Cannabis use produces persistent cognitive impairments
A systematic review published today in the scientific journal Addiction has found that cannabis use leads to acute cognitive impairments that may continue beyond the period of intoxication.
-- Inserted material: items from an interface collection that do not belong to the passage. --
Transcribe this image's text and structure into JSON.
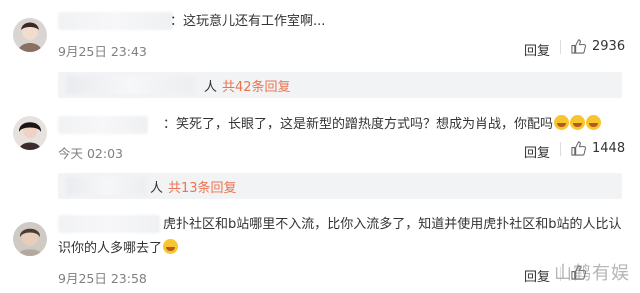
{
  "comments": [
    {
      "text": "：这玩意儿还有工作室啊...",
      "time": "9月25日 23:43",
      "reply": "回复",
      "likes": "2936"
    },
    {
      "text": "：笑死了，长眼了，这是新型的蹭热度方式吗？想成为肖战，你配吗",
      "time": "今天 02:03",
      "reply": "回复",
      "likes": "1448"
    },
    {
      "text_line1": "虎扑社区和b站哪里不入流，比你入流多了，知道并使用虎扑社区和b站的人比认",
      "text_line2": "识你的人多哪去了",
      "time": "9月25日 23:58",
      "reply": "回复"
    }
  ],
  "replies": [
    {
      "ren": "人",
      "count": "共42条回复"
    },
    {
      "ren": "人",
      "count": "共13条回复"
    }
  ],
  "watermark": "山鹤有娱"
}
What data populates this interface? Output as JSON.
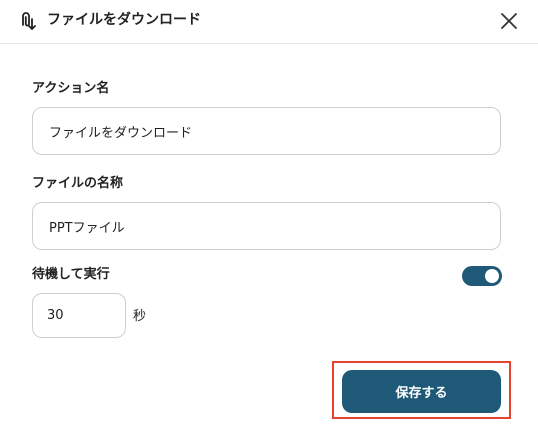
{
  "header": {
    "icon": "paperclip-download-icon",
    "title": "ファイルをダウンロード",
    "close_icon": "close-icon"
  },
  "form": {
    "action_name": {
      "label": "アクション名",
      "value": "ファイルをダウンロード"
    },
    "file_name": {
      "label": "ファイルの名称",
      "value": "PPTファイル"
    },
    "wait": {
      "label": "待機して実行",
      "toggle_on": true,
      "value": "30",
      "unit": "秒"
    }
  },
  "footer": {
    "save_label": "保存する"
  },
  "colors": {
    "accent": "#1e5a78",
    "highlight": "#e8432e",
    "border": "#cfcfcf"
  }
}
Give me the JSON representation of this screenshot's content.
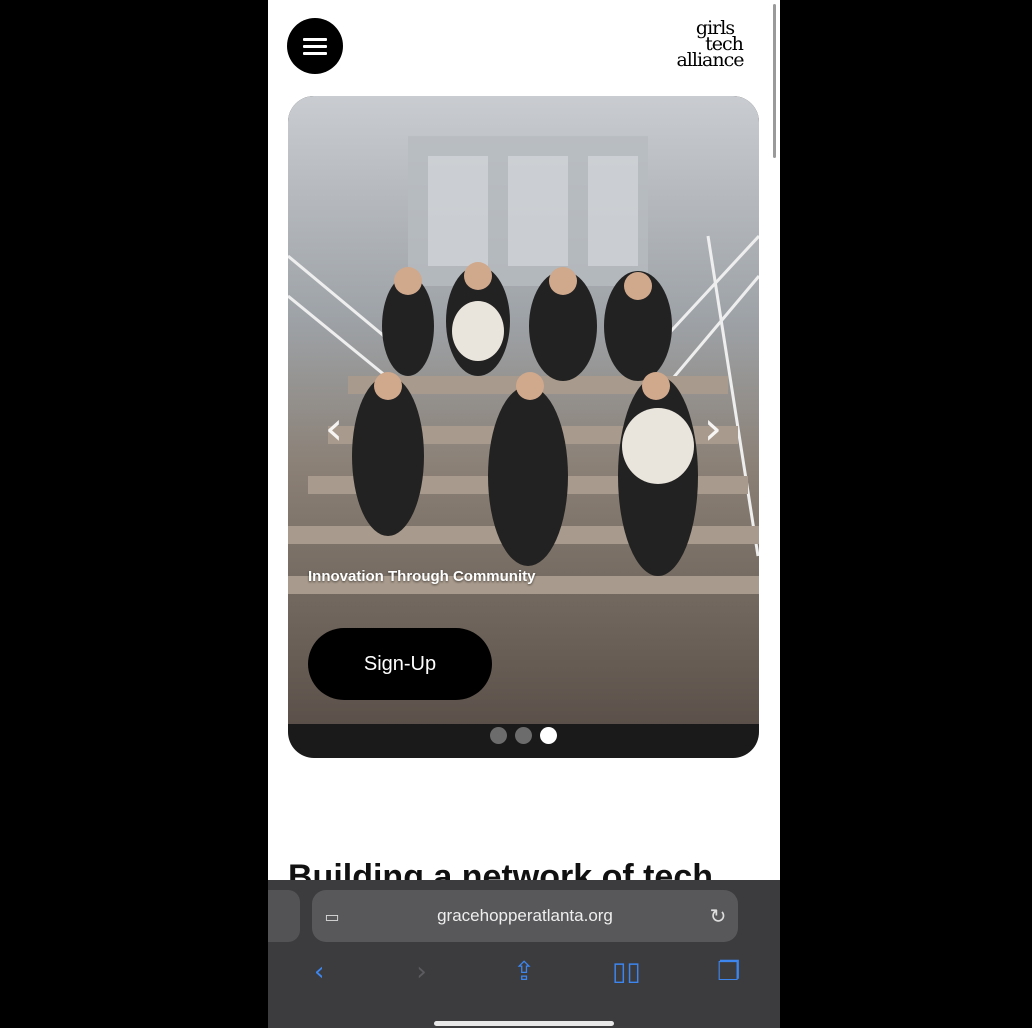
{
  "header": {
    "menu_icon": "hamburger-icon",
    "logo_lines": [
      "girls",
      "tech",
      "alliance"
    ]
  },
  "carousel": {
    "tagline": "Innovation Through Community",
    "signup_label": "Sign-Up",
    "prev_icon": "chevron-left-icon",
    "next_icon": "chevron-right-icon",
    "prev_glyph": "‹",
    "next_glyph": "›",
    "slides_total": 3,
    "active_slide": 3
  },
  "section": {
    "heading_partial": "Building a network of tech"
  },
  "browser": {
    "url": "gracehopperatlanta.org",
    "reader_glyph": "▭",
    "reload_glyph": "↻",
    "toolbar": [
      {
        "icon": "back-icon",
        "glyph": "‹",
        "enabled": true
      },
      {
        "icon": "forward-icon",
        "glyph": "›",
        "enabled": false
      },
      {
        "icon": "share-icon",
        "glyph": "⇪",
        "enabled": true
      },
      {
        "icon": "bookmarks-icon",
        "glyph": "▯▯",
        "enabled": true
      },
      {
        "icon": "tabs-icon",
        "glyph": "❐",
        "enabled": true
      }
    ]
  },
  "colors": {
    "accent": "#3d86f0",
    "button": "#000000",
    "browser_chrome": "#3c3c3e"
  }
}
This Canadian-led meta-review (review of reviews) merged the findings of 10 meta-analyses representing more than 43,000 participants.
The study found that cannabis intoxication leads to small to moderate cognitive impairments in areas including
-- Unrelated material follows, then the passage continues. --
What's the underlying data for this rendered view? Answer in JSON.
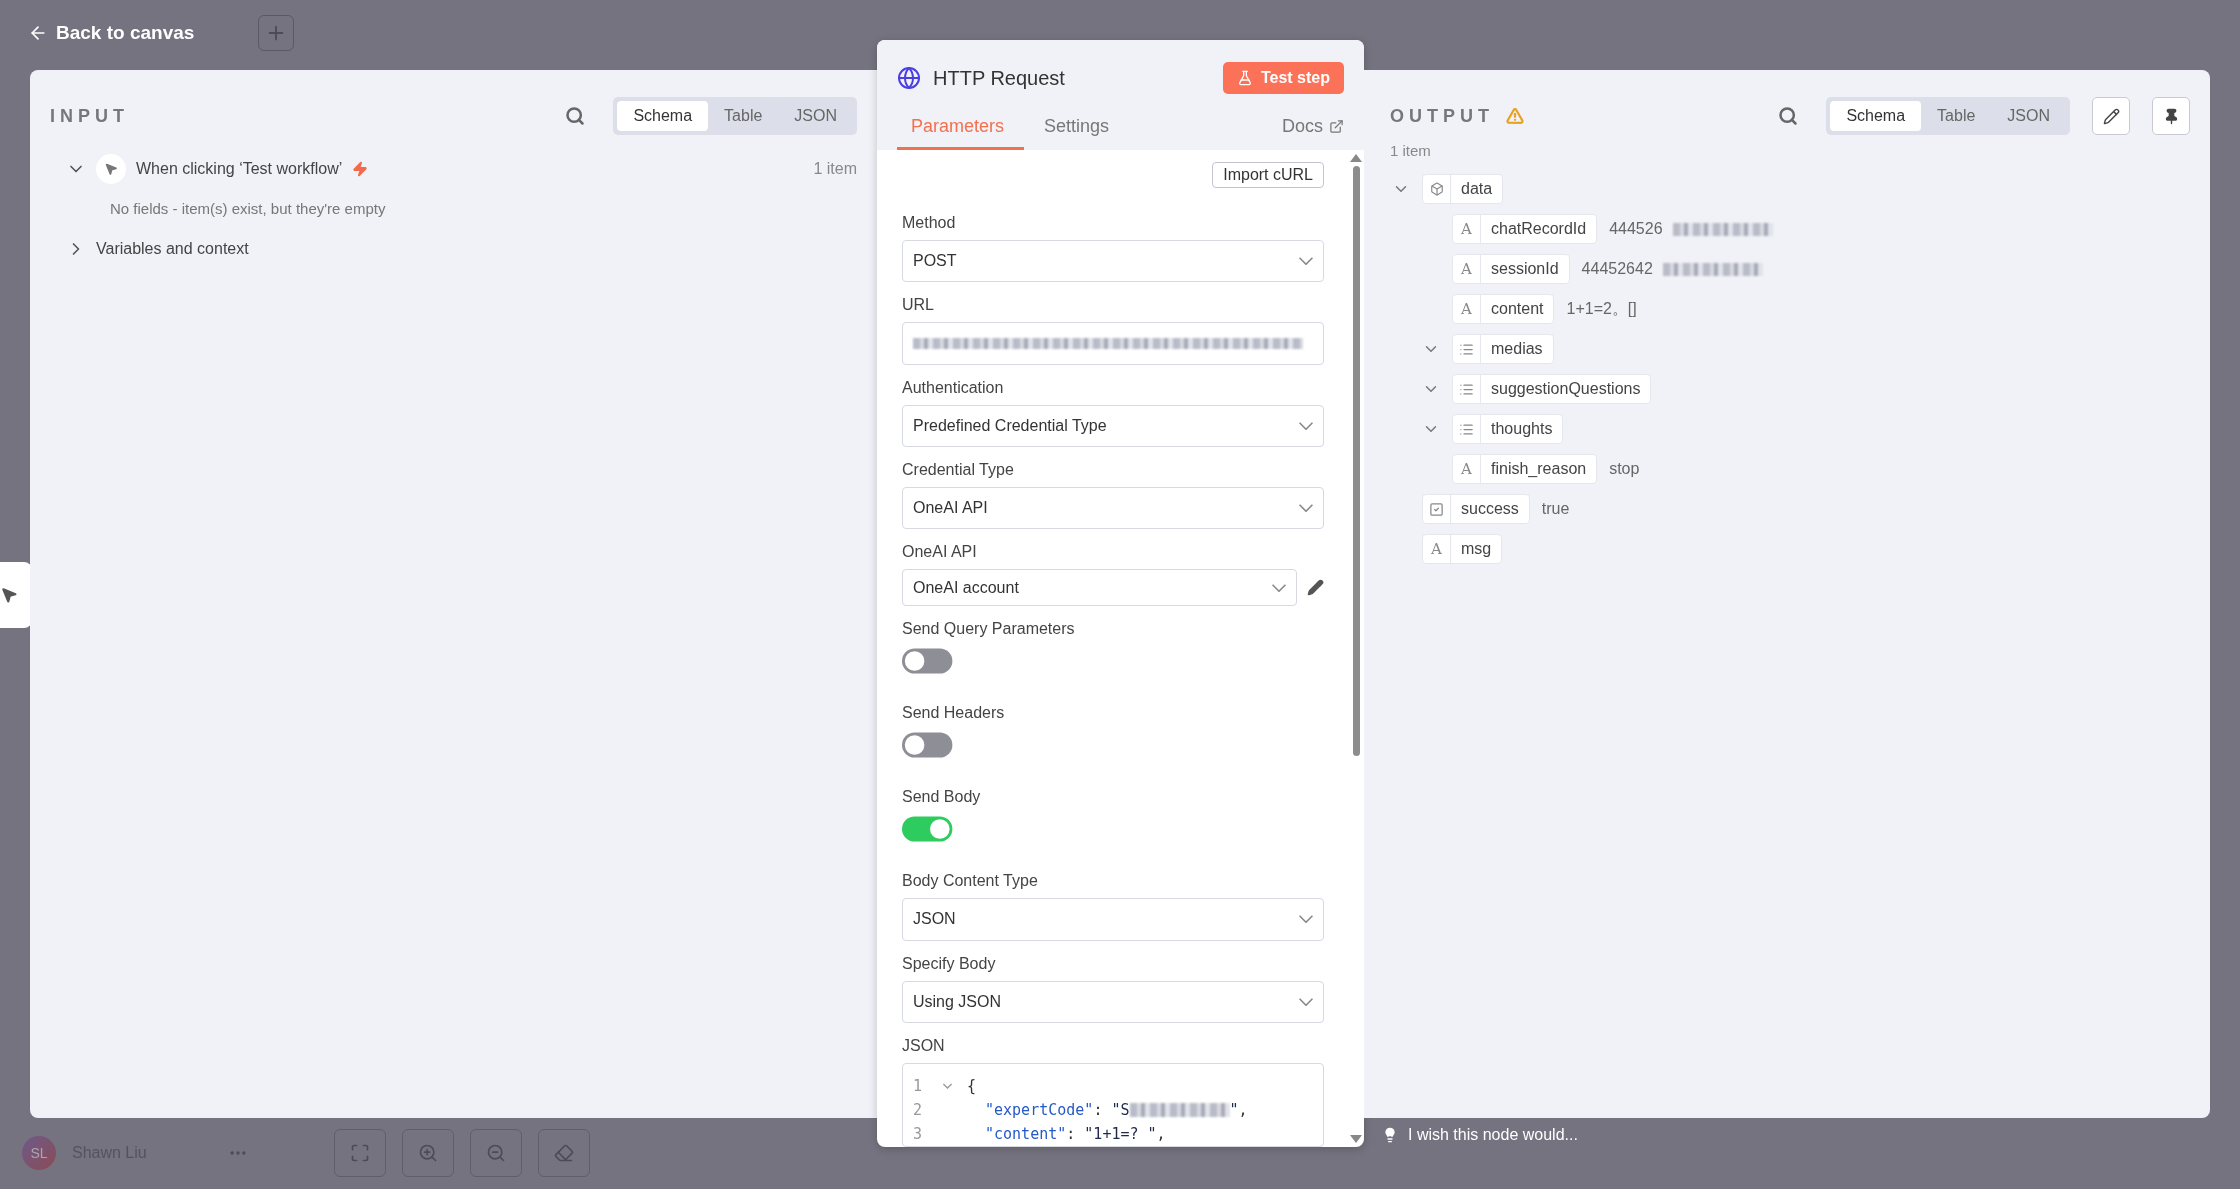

- making decisions,
- suppressing inappropriate responses,
- learning through reading and listening,
- the ability to remember what one reads or hears, and
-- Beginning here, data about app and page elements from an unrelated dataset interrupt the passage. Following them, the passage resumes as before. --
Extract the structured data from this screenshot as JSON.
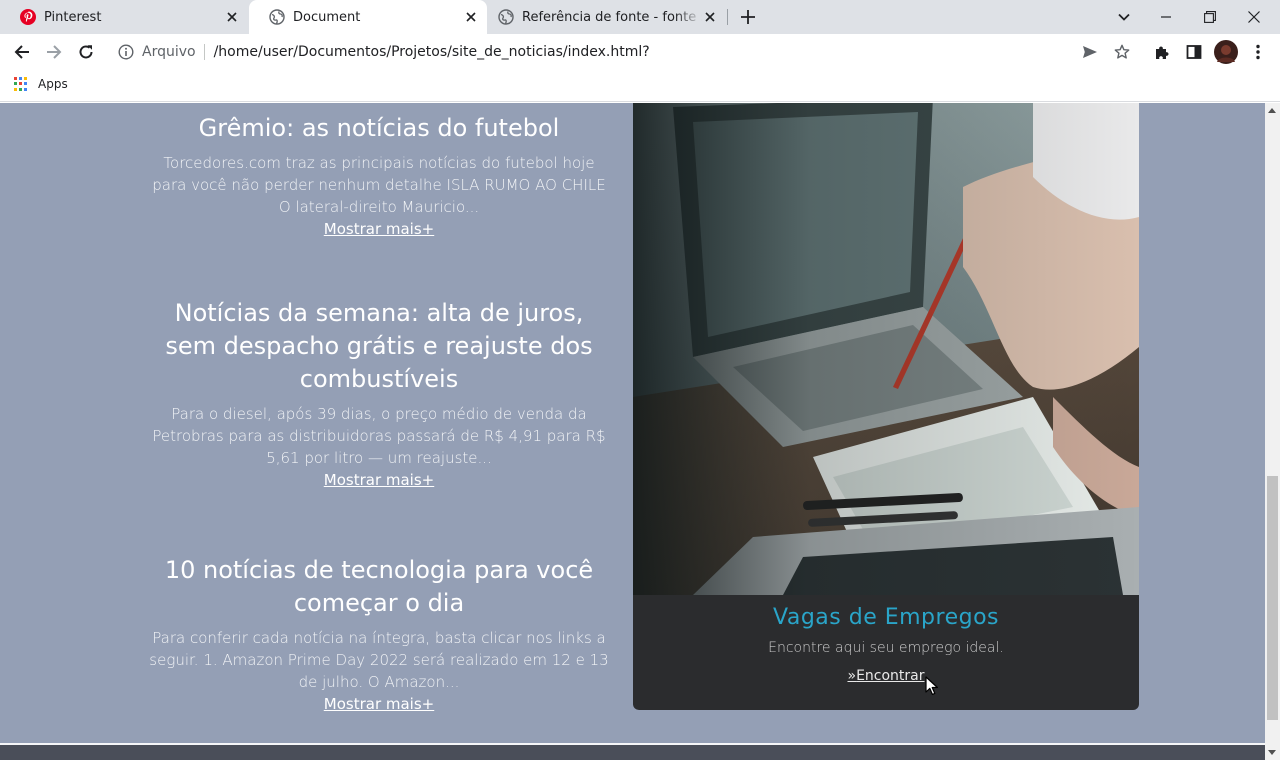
{
  "browser": {
    "tabs": [
      {
        "title": "Pinterest",
        "icon": "pinterest-icon",
        "active": false
      },
      {
        "title": "Document",
        "icon": "globe-icon",
        "active": true
      },
      {
        "title": "Referência de fonte - fonte sem f",
        "icon": "globe-icon",
        "active": false
      }
    ],
    "omnibox": {
      "security_label": "Arquivo",
      "url": "/home/user/Documentos/Projetos/site_de_noticias/index.html?"
    },
    "bookmarks": {
      "apps_label": "Apps"
    }
  },
  "page": {
    "articles": [
      {
        "title": "Grêmio: as notícias do futebol",
        "text": "Torcedores.com traz as principais notícias do futebol hoje para você não perder nenhum detalhe ISLA RUMO AO CHILE O lateral-direito Mauricio...",
        "more": "Mostrar mais+"
      },
      {
        "title": "Notícias da semana: alta de juros, sem despacho grátis e reajuste dos combustíveis",
        "text": "Para o diesel, após 39 dias, o preço médio de venda da Petrobras para as distribuidoras passará de R$ 4,91 para R$ 5,61 por litro — um reajuste...",
        "more": "Mostrar mais+"
      },
      {
        "title": "10 notícias de tecnologia para você começar o dia",
        "text": "Para conferir cada notícia na íntegra, basta clicar nos links a seguir. 1. Amazon Prime Day 2022 será realizado em 12 e 13 de julho. O Amazon...",
        "more": "Mostrar mais+"
      }
    ],
    "jobs_card": {
      "title": "Vagas de Empregos",
      "subtitle": "Encontre aqui seu emprego ideal.",
      "link_icon": "»",
      "link_label": "Encontrar"
    }
  },
  "colors": {
    "page_background": "#949fb5",
    "card_caption_bg": "#2b2c2e",
    "card_title": "#2aa5c9",
    "pinterest": "#e60023"
  }
}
- the time needed to complete a mental task.
These and other acute impairments mirror the residual effects documented for cannabis use, suggesting that the damaging effects of cannabis begin while it is being consumed and persist beyond that period.
"Our study enabled us to highlight several areas of cognition impaired by cannabis use, including problems concentrating and difficulties remembering and learning, which may have considerable impact on users' daily lives," said the study's co-author Dr. Alexandre Dumais, Associate Clinical Professor of Psychiatry at Université de Montréal. "Cannabis use in youth may consequently lead to reduced educational attainment, and, in adults, to poor work performance and dangerous driving. These consequences may be worse in regular and heavy users."
Cannabis is the third most consumed psychoactive substance in the world (after alcohol and nicotine) and adolescents as well as young adults have the highest rates of cannabis use. Recent global changes in the legalization of cannabis suggest that public perceptions of its safety and acceptability are on the rise. It is therefore important to understand the cognitive risks involved in using cannabis, especially to young people, whose brains are undergoing significant developmental changes.